Robinson died on February 17, 1933, age 71, of pneumonia, in New York City, less than a month before Franklin was inaugurated as President. Her funeral was held at St. Bartholomew's Protestant Episcopal Church and was attended by more than 1,000 people, including President-elect Roosevelt, Eleanor Roosevelt, Sara Roosevelt, Anna Roosevelt, and Curtis B. Dall. The bulk of her estate was divided among her three surviving children with smaller bequests made to grandchildren, nephews, friends and institutions. She left all real and personal property she had received from her uncle, Cornelius V. S. Roosevelt to her daughter, Corinne. The household furniture, residue of the property, including $30,000 left to her by another uncle, James King Gracie (1840–1903), was to be shared equally among her children. A portrait of Harriet Douglas (1790–1872), sister-in-law of James Monroe, painted by Sir William Beechey, was left to her grandson, Douglas Robinson (1906-1964), of whom Harriet was his great-great-great aunt.
A memorial was held for her by the Women's Roosevelt Memorial Association, of which she was a director, at Roosevelt House at 28 East 20th Street. The benediction was pronounced by the Rev. Dr. Henry Sloane Coffin. The Association also planned a memorial fund in her honor to augment the Roosevelt endowment fund for the preservation of the Roosevelt House. In 1942, two oriental plane trees were planted in front of the Roosevelt House and dedicated to the memory of Anna Roosevelt Cowles and Corinne.
Robinson, who was born at the Roosevelt House at 28 East 20th Street in New York City, had her own home in New York City at 147 East 61st Street, as well as a country home called Gelston Castle in Mohawk near Jordanville, New York where she cultivated her interest in flowers.
In 1925, she leased her former home, 422 and 424 Madison Avenue, a five-story building adjoining the southwest corner of 49th Street, to Bernard A. Ottenberg and Roy Foster for a period of 80 years with annual rent of about $25,000 a year for the first 20 years. At the time, the entire building was occupied by the Braus Art Galleries. After the expiration of the Braus lease, the new lessees planned to construct a nine-story store and loft building with foundations for twelve to fifteen stories.

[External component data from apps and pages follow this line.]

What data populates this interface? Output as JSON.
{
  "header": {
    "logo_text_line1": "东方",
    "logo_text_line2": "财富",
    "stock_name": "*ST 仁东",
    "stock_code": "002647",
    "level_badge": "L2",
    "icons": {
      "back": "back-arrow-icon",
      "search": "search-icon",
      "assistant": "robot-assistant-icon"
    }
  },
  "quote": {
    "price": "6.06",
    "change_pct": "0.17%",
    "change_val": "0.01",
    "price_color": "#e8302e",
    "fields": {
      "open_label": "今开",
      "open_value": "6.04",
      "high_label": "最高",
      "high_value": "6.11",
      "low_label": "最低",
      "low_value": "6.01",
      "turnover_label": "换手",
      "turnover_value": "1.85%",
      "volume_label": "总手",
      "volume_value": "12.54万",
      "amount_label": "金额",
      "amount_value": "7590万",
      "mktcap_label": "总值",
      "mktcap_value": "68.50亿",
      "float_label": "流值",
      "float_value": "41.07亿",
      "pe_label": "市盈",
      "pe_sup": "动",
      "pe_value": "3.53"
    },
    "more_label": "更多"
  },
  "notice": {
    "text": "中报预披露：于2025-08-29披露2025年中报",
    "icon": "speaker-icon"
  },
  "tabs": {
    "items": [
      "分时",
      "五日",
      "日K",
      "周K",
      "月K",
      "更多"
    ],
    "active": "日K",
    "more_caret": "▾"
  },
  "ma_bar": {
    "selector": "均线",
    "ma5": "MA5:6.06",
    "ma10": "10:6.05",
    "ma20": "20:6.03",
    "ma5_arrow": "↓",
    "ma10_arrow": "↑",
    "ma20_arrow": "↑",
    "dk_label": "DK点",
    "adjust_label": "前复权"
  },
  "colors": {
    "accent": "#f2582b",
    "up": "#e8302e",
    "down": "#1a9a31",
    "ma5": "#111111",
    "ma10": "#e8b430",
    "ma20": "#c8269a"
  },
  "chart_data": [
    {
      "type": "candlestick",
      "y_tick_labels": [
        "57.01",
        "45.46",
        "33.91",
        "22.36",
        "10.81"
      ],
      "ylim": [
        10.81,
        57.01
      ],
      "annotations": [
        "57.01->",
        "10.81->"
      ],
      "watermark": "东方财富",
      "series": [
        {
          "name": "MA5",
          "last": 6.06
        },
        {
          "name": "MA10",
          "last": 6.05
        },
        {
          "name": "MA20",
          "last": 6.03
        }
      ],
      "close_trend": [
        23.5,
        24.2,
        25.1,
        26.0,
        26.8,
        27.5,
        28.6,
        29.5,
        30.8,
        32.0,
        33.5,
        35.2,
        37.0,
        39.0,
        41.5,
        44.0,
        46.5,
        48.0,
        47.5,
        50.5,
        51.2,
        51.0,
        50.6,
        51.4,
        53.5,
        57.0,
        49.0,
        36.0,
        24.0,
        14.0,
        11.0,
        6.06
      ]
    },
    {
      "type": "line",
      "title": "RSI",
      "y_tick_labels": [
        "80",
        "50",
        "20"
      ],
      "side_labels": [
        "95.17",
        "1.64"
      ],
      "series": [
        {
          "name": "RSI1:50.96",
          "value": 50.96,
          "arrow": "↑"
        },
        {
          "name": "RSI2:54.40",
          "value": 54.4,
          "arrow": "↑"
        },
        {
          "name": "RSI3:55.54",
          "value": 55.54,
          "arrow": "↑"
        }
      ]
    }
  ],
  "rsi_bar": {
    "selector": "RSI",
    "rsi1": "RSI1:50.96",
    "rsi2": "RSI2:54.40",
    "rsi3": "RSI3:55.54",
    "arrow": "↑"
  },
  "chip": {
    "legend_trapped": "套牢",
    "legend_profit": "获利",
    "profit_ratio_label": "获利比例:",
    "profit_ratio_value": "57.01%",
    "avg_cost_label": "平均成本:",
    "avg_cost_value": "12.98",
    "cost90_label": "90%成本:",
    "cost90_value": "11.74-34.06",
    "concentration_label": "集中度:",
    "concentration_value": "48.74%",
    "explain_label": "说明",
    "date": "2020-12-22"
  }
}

She was a member of the Colony Club, Cosmopolitan Club, Women's National Republican Club, Town Hall Club, MacDowell Club and Essex Country Club.
Robinson was the grandmother of columnists Joseph Wright Alsop V (1910–1989) and Stewart Johonnot Oliver Alsop (1914–1974).